## Task details:
Nothing in the entries below may be altered; print them as they stand.

## Excerpted records:

= Beginning of Section =

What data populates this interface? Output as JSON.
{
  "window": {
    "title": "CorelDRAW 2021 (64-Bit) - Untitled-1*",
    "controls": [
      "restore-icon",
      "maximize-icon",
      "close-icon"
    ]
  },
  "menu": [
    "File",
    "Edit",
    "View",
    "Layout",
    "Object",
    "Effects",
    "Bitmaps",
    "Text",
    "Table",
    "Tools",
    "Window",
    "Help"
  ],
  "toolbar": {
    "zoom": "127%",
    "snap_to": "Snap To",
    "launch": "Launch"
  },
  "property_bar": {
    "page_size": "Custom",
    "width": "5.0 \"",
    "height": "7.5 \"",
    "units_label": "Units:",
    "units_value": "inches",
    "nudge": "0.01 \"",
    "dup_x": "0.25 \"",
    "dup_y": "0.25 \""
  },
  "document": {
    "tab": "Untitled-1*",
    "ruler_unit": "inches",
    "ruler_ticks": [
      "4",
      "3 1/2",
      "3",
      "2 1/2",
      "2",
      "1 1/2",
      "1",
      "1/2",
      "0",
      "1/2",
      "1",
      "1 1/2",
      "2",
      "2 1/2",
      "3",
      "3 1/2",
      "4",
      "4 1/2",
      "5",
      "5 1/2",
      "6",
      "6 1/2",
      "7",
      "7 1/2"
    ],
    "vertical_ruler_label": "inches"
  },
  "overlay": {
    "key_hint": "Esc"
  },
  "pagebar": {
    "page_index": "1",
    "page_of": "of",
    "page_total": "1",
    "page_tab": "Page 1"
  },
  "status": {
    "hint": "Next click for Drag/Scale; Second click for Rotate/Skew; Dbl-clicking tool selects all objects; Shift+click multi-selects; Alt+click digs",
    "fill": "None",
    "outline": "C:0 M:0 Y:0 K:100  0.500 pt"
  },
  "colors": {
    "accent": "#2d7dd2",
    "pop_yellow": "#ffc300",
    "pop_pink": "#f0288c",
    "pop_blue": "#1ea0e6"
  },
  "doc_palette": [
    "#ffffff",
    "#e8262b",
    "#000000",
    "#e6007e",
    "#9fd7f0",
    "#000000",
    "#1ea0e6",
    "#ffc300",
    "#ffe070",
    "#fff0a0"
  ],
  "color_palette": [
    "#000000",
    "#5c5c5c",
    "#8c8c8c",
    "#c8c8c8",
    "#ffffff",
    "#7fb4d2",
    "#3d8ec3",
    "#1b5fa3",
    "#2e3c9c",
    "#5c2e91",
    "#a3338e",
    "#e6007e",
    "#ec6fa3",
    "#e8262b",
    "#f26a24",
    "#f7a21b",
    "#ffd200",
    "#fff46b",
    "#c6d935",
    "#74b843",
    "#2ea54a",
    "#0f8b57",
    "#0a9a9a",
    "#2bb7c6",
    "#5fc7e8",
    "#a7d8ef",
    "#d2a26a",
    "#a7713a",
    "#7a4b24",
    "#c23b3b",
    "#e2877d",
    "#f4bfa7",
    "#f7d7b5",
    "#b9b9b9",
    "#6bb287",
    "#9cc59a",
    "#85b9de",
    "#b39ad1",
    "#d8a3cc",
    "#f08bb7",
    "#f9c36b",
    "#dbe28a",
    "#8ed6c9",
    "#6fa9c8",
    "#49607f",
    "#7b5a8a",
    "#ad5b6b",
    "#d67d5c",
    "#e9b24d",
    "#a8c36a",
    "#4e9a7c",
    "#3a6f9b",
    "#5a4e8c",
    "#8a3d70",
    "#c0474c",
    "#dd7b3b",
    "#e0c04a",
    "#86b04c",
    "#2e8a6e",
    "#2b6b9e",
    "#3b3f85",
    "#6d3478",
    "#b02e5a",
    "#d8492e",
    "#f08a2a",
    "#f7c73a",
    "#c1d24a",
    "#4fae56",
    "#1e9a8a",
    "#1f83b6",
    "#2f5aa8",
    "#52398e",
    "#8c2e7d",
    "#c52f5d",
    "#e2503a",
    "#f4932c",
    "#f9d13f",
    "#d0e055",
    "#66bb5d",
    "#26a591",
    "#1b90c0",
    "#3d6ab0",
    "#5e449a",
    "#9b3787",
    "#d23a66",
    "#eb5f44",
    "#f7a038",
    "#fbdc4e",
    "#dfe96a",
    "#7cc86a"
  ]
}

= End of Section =

## The completed task:
What data populates this interface? Output as JSON.
{
  "window": {
    "title": "CorelDRAW 2021 (64-Bit) - Untitled-1*",
    "controls": [
      "restore-icon",
      "maximize-icon",
      "close-icon"
    ]
  },
  "menu": [
    "File",
    "Edit",
    "View",
    "Layout",
    "Object",
    "Effects",
    "Bitmaps",
    "Text",
    "Table",
    "Tools",
    "Window",
    "Help"
  ],
  "toolbar": {
    "zoom": "127%",
    "snap_to": "Snap To",
    "launch": "Launch"
  },
  "property_bar": {
    "page_size": "Custom",
    "width": "5.0 \"",
    "height": "7.5 \"",
    "units_label": "Units:",
    "units_value": "inches",
    "nudge": "0.01 \"",
    "dup_x": "0.25 \"",
    "dup_y": "0.25 \""
  },
  "document": {
    "tab": "Untitled-1*",
    "ruler_unit": "inches",
    "ruler_ticks": [
      "4",
      "3 1/2",
      "3",
      "2 1/2",
      "2",
      "1 1/2",
      "1",
      "1/2",
      "0",
      "1/2",
      "1",
      "1 1/2",
      "2",
      "2 1/2",
      "3",
      "3 1/2",
      "4",
      "4 1/2",
      "5",
      "5 1/2",
      "6",
      "6 1/2",
      "7",
      "7 1/2"
    ],
    "vertical_ruler_label": "inches"
  },
  "overlay": {
    "key_hint": "Esc"
  },
  "pagebar": {
    "page_index": "1",
    "page_of": "of",
    "page_total": "1",
    "page_tab": "Page 1"
  },
  "status": {
    "hint": "Next click for Drag/Scale; Second click for Rotate/Skew; Dbl-clicking tool selects all objects; Shift+click multi-selects; Alt+click digs",
    "fill": "None",
    "outline": "C:0 M:0 Y:0 K:100  0.500 pt"
  },
  "colors": {
    "accent": "#2d7dd2",
    "pop_yellow": "#ffc300",
    "pop_pink": "#f0288c",
    "pop_blue": "#1ea0e6"
  },
  "doc_palette": [
    "#ffffff",
    "#e8262b",
    "#000000",
    "#e6007e",
    "#9fd7f0",
    "#000000",
    "#1ea0e6",
    "#ffc300",
    "#ffe070",
    "#fff0a0"
  ],
  "color_palette": [
    "#000000",
    "#5c5c5c",
    "#8c8c8c",
    "#c8c8c8",
    "#ffffff",
    "#7fb4d2",
    "#3d8ec3",
    "#1b5fa3",
    "#2e3c9c",
    "#5c2e91",
    "#a3338e",
    "#e6007e",
    "#ec6fa3",
    "#e8262b",
    "#f26a24",
    "#f7a21b",
    "#ffd200",
    "#fff46b",
    "#c6d935",
    "#74b843",
    "#2ea54a",
    "#0f8b57",
    "#0a9a9a",
    "#2bb7c6",
    "#5fc7e8",
    "#a7d8ef",
    "#d2a26a",
    "#a7713a",
    "#7a4b24",
    "#c23b3b",
    "#e2877d",
    "#f4bfa7",
    "#f7d7b5",
    "#b9b9b9",
    "#6bb287",
    "#9cc59a",
    "#85b9de",
    "#b39ad1",
    "#d8a3cc",
    "#f08bb7",
    "#f9c36b",
    "#dbe28a",
    "#8ed6c9",
    "#6fa9c8",
    "#49607f",
    "#7b5a8a",
    "#ad5b6b",
    "#d67d5c",
    "#e9b24d",
    "#a8c36a",
    "#4e9a7c",
    "#3a6f9b",
    "#5a4e8c",
    "#8a3d70",
    "#c0474c",
    "#dd7b3b",
    "#e0c04a",
    "#86b04c",
    "#2e8a6e",
    "#2b6b9e",
    "#3b3f85",
    "#6d3478",
    "#b02e5a",
    "#d8492e",
    "#f08a2a",
    "#f7c73a",
    "#c1d24a",
    "#4fae56",
    "#1e9a8a",
    "#1f83b6",
    "#2f5aa8",
    "#52398e",
    "#8c2e7d",
    "#c52f5d",
    "#e2503a",
    "#f4932c",
    "#f9d13f",
    "#d0e055",
    "#66bb5d",
    "#26a591",
    "#1b90c0",
    "#3d6ab0",
    "#5e449a",
    "#9b3787",
    "#d23a66",
    "#eb5f44",
    "#f7a038",
    "#fbdc4e",
    "#dfe96a",
    "#7cc86a"
  ]
}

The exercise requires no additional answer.